To start, get a pencil and paper and make a list of everything you have that plugs in. (For now, we’ll skip things that are wired-in like ceiling lights, and furnace fans). Then, note beside each item if you think it might have a phantom load.  (Phantom load is the power something uses when it’s turned off. Things that have a light, clock, program, or are Wi-Fi connected, or are instant-on, will have a phantom load.)

Once you have that list, try to estimate how many hours/day you use it. For example, one light in our living room is on from when the living room starts to get dark until 10pm. In the winter, that is five hours but in summer it’s about two. So, on average, it would be three and a half hours/day. We watch more TV on the weekend but almost none throughout the week, so we average about one
hour/day. The chart for our living room is below.

If you want to take it a step further, you can use a Watt meter (also called a Power or Energy meter) to measure the phantom load and the energy consumed when something is running. SES has a couple of Watt meters we can loan out, as does Saskatoon Light and Power. Contact me if you want to get your hands on one.

Now, the important part. What have you found out and what will you do about it?

Phantom load can be up to 1/10th of the energy consumed in our homes. I read an article recently about someone who discovered that his TV, with all its attachments, was using 7% of his household electricity. You can use a power bar, or a smart or timed power bar to cut off the phantom load.

Should some electrical items be replaced with more efficient versions? If there are things on your list that you never, or rarely use, maybe you could unplug them to get rid of the phantom load. Maybe you could give some of them away to get rid of the clutter.

If you learn something you want to share, or if you have questions, you can always contact me at angieb@environmentalsociety.ca. I’d love to hear about your successes and challenges.

2018 March table

Angie 220 photo

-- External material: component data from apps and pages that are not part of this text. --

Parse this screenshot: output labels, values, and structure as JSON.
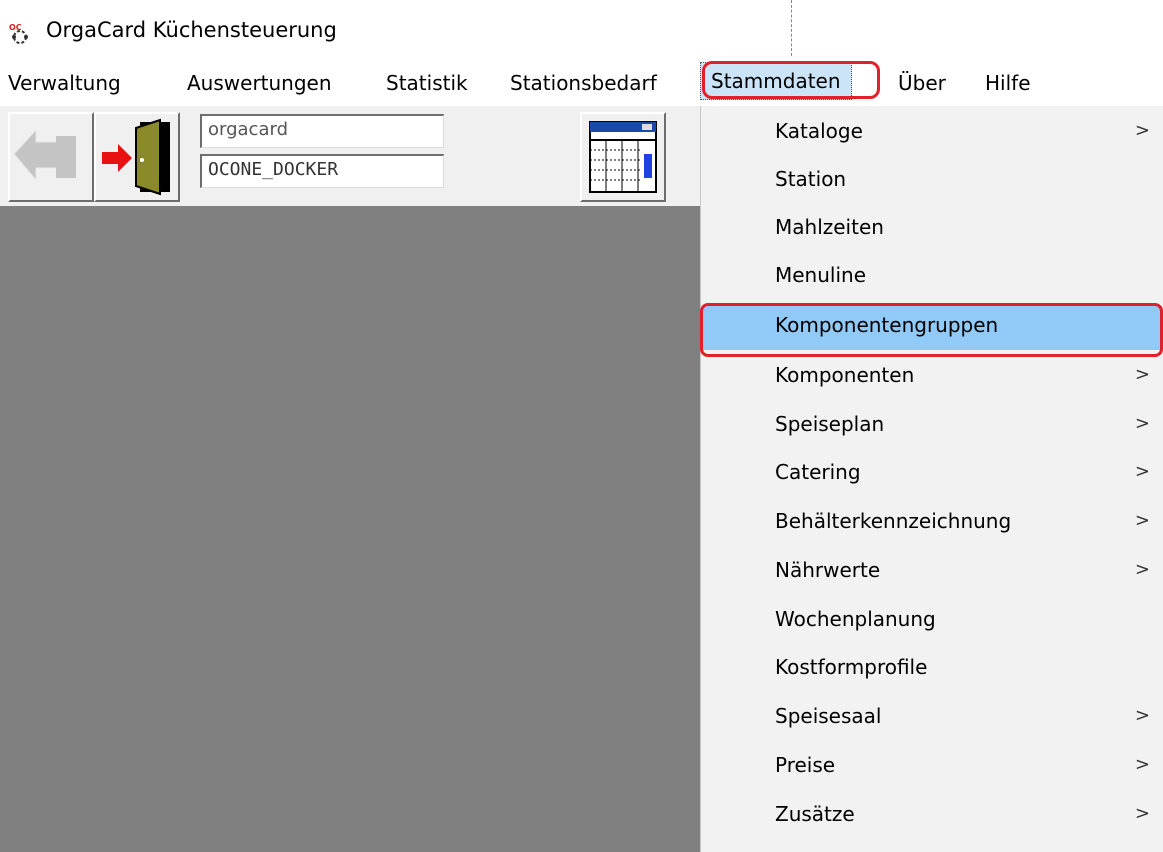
{
  "window": {
    "title": "OrgaCard Küchensteuerung",
    "icon": "orgacard-logo-icon"
  },
  "menubar": {
    "items": [
      {
        "label": "Verwaltung"
      },
      {
        "label": "Auswertungen"
      },
      {
        "label": "Statistik"
      },
      {
        "label": "Stationsbedarf"
      },
      {
        "label": "Stammdaten",
        "active": true
      },
      {
        "label": "Über"
      },
      {
        "label": "Hilfe"
      }
    ]
  },
  "toolbar": {
    "back_icon": "back-arrow-icon",
    "logout_icon": "exit-door-icon",
    "user_field": "orgacard",
    "db_field": "OCONE_DOCKER",
    "grid_icon": "table-window-icon"
  },
  "dropdown": {
    "items": [
      {
        "label": "Kataloge",
        "submenu": true
      },
      {
        "label": "Station",
        "submenu": false
      },
      {
        "label": "Mahlzeiten",
        "submenu": false
      },
      {
        "label": "Menuline",
        "submenu": false
      },
      {
        "label": "Komponentengruppen",
        "submenu": false,
        "selected": true
      },
      {
        "label": "Komponenten",
        "submenu": true
      },
      {
        "label": "Speiseplan",
        "submenu": true
      },
      {
        "label": "Catering",
        "submenu": true
      },
      {
        "label": "Behälterkennzeichnung",
        "submenu": true
      },
      {
        "label": "Nährwerte",
        "submenu": true
      },
      {
        "label": "Wochenplanung",
        "submenu": false
      },
      {
        "label": "Kostformprofile",
        "submenu": false
      },
      {
        "label": "Speisesaal",
        "submenu": true
      },
      {
        "label": "Preise",
        "submenu": true
      },
      {
        "label": "Zusätze",
        "submenu": true
      }
    ],
    "submenu_arrow": ">"
  },
  "colors": {
    "accent_highlight": "#e0202a",
    "selection": "#91c9f7",
    "workspace": "#808080"
  }
}
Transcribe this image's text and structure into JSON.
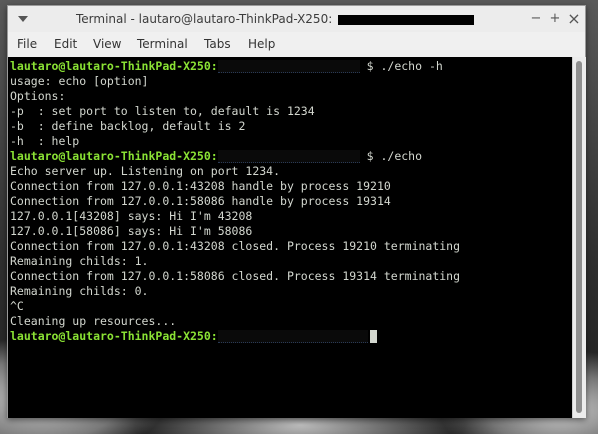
{
  "window": {
    "title": "Terminal - lautaro@lautaro-ThinkPad-X250:",
    "buttons": {
      "minimize": "−",
      "maximize": "+",
      "close": "×"
    }
  },
  "menu": [
    "File",
    "Edit",
    "View",
    "Terminal",
    "Tabs",
    "Help"
  ],
  "terminal": {
    "prompt": "lautaro@lautaro-ThinkPad-X250",
    "lines": [
      {
        "kind": "prompt",
        "cmd": "$ ./echo -h"
      },
      {
        "kind": "out",
        "text": "usage: echo [option]"
      },
      {
        "kind": "out",
        "text": "Options:"
      },
      {
        "kind": "out",
        "text": "-p  : set port to listen to, default is 1234"
      },
      {
        "kind": "out",
        "text": "-b  : define backlog, default is 2"
      },
      {
        "kind": "out",
        "text": "-h  : help"
      },
      {
        "kind": "prompt",
        "cmd": "$ ./echo"
      },
      {
        "kind": "out",
        "text": "Echo server up. Listening on port 1234."
      },
      {
        "kind": "out",
        "text": "Connection from 127.0.0.1:43208 handle by process 19210"
      },
      {
        "kind": "out",
        "text": "Connection from 127.0.0.1:58086 handle by process 19314"
      },
      {
        "kind": "out",
        "text": "127.0.0.1[43208] says: Hi I'm 43208"
      },
      {
        "kind": "out",
        "text": "127.0.0.1[58086] says: Hi I'm 58086"
      },
      {
        "kind": "out",
        "text": "Connection from 127.0.0.1:43208 closed. Process 19210 terminating"
      },
      {
        "kind": "out",
        "text": "Remaining childs: 1."
      },
      {
        "kind": "out",
        "text": "Connection from 127.0.0.1:58086 closed. Process 19314 terminating"
      },
      {
        "kind": "out",
        "text": "Remaining childs: 0."
      },
      {
        "kind": "out",
        "text": "^C"
      },
      {
        "kind": "out",
        "text": "Cleaning up resources..."
      },
      {
        "kind": "prompt",
        "cmd": ""
      }
    ]
  },
  "colors": {
    "prompt": "#8ae234",
    "text": "#d3d7cf",
    "background": "#000000"
  },
  "icons": [
    "window-menu-icon",
    "minimize-icon",
    "maximize-icon",
    "close-icon"
  ]
}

Angie Bugg manages energy conservation projects for the Saskatchewan Environmental Society, and is an active member of McClure United Church. You can contact her at angieb@environmentalsociety.ca “The earth is the Lord’s and all that is in it, the world, and those who live in it.” (Psalm 24:1)